The United States “owes a profound and enduring debt of gratitude” to its historically black colleges and universities, President Donald Trump said in an address Tuesday, at which he announced new support from his administration for the institutions.

“Previously, federal law restricted more than 40 faith-based HBCUs and seminaries from fully accessing federal support for capital improvement projects,” Trump told the audience at the National Historically Black Colleges and Universities Week Conference in Washington, D.C.

“This meant that your faith-based institutions, which have made such extraordinary contributions to America, were unfairly punished for their religious beliefs.”

“This week, our Department of Justice has published an opinion declaring such discriminatory restrictions as unconstitutional,” the president added. “It was a big step. And from now on, faith-based HBCUs will enjoy equal access to federal support.”
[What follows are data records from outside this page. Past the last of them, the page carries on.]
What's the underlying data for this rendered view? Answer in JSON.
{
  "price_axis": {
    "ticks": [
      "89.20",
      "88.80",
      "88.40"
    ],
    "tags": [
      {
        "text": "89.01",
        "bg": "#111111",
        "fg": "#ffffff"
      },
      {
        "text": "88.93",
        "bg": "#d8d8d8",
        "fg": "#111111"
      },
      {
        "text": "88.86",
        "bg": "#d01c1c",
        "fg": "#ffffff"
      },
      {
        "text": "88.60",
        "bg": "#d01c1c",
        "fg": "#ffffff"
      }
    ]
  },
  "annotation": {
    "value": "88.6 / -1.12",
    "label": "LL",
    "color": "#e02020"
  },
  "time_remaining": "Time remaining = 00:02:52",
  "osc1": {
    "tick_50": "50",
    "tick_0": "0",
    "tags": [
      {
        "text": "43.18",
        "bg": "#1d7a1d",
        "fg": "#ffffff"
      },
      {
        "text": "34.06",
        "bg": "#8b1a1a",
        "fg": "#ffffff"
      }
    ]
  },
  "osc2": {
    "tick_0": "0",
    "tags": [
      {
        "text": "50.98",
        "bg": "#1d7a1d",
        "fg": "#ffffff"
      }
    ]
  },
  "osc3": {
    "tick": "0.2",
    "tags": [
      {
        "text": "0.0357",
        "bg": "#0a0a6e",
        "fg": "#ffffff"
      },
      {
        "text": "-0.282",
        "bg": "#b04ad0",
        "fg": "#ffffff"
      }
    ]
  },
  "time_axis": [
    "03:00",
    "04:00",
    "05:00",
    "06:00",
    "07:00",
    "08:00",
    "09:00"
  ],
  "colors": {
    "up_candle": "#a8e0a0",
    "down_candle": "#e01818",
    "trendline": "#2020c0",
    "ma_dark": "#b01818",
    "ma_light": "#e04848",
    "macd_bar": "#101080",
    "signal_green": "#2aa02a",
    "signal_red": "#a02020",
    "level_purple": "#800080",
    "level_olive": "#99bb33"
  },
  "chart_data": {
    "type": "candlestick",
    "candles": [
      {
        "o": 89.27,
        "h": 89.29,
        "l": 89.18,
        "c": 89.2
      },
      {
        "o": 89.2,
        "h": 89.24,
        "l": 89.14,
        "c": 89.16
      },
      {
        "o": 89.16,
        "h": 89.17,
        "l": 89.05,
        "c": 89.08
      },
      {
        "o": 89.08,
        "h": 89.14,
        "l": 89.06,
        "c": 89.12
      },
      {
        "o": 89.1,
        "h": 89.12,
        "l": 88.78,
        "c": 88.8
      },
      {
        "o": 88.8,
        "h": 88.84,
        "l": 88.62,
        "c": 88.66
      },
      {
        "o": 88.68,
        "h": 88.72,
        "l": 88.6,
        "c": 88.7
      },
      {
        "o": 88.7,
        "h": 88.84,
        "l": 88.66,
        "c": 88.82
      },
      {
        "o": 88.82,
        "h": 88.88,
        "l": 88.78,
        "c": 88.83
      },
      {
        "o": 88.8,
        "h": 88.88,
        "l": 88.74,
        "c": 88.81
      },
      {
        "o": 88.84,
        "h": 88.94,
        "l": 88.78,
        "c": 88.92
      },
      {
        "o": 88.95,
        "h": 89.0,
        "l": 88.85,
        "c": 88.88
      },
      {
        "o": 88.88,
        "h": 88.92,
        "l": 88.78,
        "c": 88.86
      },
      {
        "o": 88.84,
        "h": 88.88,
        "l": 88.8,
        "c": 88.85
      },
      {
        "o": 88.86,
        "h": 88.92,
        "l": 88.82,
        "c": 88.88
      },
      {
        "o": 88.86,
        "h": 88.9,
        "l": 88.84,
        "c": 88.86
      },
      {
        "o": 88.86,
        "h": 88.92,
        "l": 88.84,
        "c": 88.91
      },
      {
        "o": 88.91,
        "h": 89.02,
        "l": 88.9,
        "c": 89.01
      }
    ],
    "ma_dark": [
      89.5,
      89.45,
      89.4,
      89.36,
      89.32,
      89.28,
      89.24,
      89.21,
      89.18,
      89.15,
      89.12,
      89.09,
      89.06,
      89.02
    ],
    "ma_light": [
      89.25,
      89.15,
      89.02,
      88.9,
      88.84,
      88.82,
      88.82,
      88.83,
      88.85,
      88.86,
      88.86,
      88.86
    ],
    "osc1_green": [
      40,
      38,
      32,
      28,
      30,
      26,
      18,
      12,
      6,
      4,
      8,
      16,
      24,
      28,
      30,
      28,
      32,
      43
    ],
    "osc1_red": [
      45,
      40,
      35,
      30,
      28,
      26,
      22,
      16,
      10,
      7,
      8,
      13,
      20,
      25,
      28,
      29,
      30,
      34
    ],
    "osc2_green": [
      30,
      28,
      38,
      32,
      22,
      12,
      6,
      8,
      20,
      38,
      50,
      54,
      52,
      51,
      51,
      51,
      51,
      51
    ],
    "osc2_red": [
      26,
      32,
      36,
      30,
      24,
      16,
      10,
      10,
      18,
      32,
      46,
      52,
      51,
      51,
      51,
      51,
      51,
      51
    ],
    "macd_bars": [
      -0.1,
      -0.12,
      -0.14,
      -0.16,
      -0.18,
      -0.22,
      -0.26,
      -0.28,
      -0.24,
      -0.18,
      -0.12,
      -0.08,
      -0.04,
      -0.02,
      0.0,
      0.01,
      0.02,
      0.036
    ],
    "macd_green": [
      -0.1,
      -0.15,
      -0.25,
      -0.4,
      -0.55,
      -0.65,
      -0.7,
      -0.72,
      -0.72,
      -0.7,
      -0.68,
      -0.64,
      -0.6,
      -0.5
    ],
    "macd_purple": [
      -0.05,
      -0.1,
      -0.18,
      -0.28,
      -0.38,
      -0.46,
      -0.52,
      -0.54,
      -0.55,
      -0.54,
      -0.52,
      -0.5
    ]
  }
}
According to the National Center for Education Statistics, a federal government entity, there were 102 HBCUs as of 2017. Just under 300,000 students were enrolled at such colleges that year.

Trump noted the institutions’ significant impact, saying, “HBCUs represent only 3 percent of America’s higher-education institutions,” but historically black college and university graduates included “80 percent of African American judges, 40 percent of African American engineers, and more than 50 percent of African American doctors.”

In his remarks, Trump also heralded the role HBCUs played in American life, noting that Martin Luther King Jr. had graduated from Morehouse College in Atlanta.

“HBCU graduates have improved and uplifted every feature of American society,” the president said.  

“From your halls came great Americans like Booker T. Washington, Rosa Parks, Ida B. Wells, Supreme Court Justice Thurgood Marshall, NASA mathematician Katherine Johnson, acclaimed inventor Lonnie Johnson, Air Force General Daniel James Jr., NFL Hall of Famer Jerry Rice, and legendary Coach Eddie Robinson,” he added. 

The president also cited how his administration had helped blacks, saying, “last month, the unemployment rate for African Americans hit yet another all-time, historic low” and “African American youth unemployment has reached the lowest rate ever recorded in the history of our country. “ 

Trump further noted that “the African American poverty rate also reached a new, record low in the history of our country” and that “to remedy unfair sentencing laws that disproportionately hurt African Americans,” he had signed in 2018 “groundbreaking criminal-justice reform into law, a bipartisan FIRST STEP Act.”

During the speech, Trump also referenced actions his administration had taken to help support historically black colleges and universities, including allowing Pell Grants to be used for summer classes and boosting federal funding by 13% for HBCUs. 

“African Americans built this nation through generations of blood, sweat, and tears,” Trump said. “And you, like all of our citizens, are entitled to a government that puts your needs, your interests, and your families first.”